Modern medicine has made a remarkable impact on people’s health across the globe. The treatments that scientists have discovered are astounding, without a doubt. Despite all of these amazing discoveries, many of these innovations are, in fact, treatments, and not cures (O’Brien para 5). Now, why is this a predicament? Imagine waking up every day and enduring grueling treatments for blindness, hearing-loss, cancer, Parkinson’s disease, or any other known incurable disease; Modern medicine is beginning to limit itself to treating diseases or illnesses temporarily, rather than eliminating them completely (O’Brien para 4; Durant 192). There is reason to hope that stem cell research will be the future of medicine (Durant 1). Research on embryonic stem cells is probably one of the most globally debated issues today (Thomas 4). Both scientists and anti-stem cell research groups can agree that there is reason for debate because on one hand this type of research is halting the life of an embryo, but is also helping develop a cure that could help save many lives in return (Thomas 15; O’Brien para 6). Because of their promising research results, embryonic stem cell research should be widely accepted and the law should allow researchers to study them more in-depth in order to implement their use in medicine today.

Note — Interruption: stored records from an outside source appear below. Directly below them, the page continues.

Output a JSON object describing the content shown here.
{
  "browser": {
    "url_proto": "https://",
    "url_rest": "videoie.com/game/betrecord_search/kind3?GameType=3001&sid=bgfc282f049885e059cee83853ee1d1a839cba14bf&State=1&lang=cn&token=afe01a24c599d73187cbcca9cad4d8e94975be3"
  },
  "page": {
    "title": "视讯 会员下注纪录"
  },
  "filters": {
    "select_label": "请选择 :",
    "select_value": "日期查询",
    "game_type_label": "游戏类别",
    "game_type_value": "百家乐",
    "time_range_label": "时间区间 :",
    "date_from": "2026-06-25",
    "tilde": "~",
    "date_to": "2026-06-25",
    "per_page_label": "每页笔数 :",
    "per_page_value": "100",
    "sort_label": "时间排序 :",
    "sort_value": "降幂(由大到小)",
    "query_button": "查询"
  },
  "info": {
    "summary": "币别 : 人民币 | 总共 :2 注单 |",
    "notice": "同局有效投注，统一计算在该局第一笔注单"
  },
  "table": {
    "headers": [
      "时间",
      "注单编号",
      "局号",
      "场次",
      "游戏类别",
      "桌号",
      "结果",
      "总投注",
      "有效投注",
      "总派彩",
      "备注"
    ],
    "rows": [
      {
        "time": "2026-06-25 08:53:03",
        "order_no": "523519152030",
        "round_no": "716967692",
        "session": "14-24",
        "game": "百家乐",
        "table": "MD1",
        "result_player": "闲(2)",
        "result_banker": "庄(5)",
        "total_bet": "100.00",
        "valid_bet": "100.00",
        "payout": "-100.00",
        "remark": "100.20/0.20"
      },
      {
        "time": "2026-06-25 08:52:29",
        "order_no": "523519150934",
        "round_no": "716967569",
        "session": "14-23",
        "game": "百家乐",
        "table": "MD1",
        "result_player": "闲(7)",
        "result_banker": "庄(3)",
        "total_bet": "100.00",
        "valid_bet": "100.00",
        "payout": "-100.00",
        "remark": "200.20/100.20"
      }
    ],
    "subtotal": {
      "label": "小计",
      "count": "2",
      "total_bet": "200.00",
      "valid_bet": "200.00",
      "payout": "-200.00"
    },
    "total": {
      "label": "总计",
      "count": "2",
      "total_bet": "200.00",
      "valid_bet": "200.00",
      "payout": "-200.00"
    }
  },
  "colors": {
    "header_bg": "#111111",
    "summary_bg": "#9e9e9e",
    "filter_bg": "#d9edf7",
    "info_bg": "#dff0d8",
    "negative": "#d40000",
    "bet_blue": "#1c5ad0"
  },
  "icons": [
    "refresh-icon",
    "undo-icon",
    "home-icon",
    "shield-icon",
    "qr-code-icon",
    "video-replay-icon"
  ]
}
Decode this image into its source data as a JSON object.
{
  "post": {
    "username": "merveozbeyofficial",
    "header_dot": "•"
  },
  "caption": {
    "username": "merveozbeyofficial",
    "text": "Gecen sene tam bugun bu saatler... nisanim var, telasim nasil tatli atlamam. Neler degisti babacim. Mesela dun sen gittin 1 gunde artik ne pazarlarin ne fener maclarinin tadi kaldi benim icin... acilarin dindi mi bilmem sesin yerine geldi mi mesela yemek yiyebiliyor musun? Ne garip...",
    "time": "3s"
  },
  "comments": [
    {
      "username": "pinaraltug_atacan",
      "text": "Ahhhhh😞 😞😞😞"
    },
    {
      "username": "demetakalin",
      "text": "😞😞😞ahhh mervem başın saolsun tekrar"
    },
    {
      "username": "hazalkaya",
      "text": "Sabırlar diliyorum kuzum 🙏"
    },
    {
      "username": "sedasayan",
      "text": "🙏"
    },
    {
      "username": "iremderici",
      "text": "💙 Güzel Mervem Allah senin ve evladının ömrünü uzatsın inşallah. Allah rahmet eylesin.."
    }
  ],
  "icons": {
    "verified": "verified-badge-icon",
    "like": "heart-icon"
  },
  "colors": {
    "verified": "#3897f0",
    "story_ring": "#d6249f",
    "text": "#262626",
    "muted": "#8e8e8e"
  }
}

Stem cells can be used to treat and cure human tissue that has been damaged or diseased (Thomas 17). Doctors around the world are already successfully using adult stem cells to treat diseases. Adult stem cell use is not often considered controversial because the adult stem cells are donated voluntarily from the bone marrow and other tissues from adult donors (Thomas 18). Embryonic stem cells, however, are much more valuable to researchers and those in need of treatment because they are pluripotent, or able to form any type of human cell (Thomas 18; Campbell 2; O’Brien para 18). Figure 1 below shows examples of stem cell research’s main disease focuses for treatment (Disease 1).
Figure 1 (Disease 1)
Stem cells, if regulated permitted, could be used to replace much more precarious operations (O’Brien para 7). For example, instead of an organ transplant, doctors would insert pluripotent stem cells into the damaged organ and regrow healthy cells that match that organ’s cells perfectly (Thomas 17). This would be a groundbreaking operation in medicine because organ transplants are dangerous and often fail because the cells in the donor‘s organ does not match the recipient’s and the organ rejects itself from the body. However, in the case of using stem cells, the recipient would grow back their own cells (Thomas 17; Thomas 18; Durant 191). The cells would be an exact replica of the recipient’s cells, only healthy. This treatment has been proven in human patients before. Doctors do this by cleaning all of the donor’s cells and markers off the stem cell and inserting the cleaned stem cell into the area needed, avoiding any type of unsafe rejection...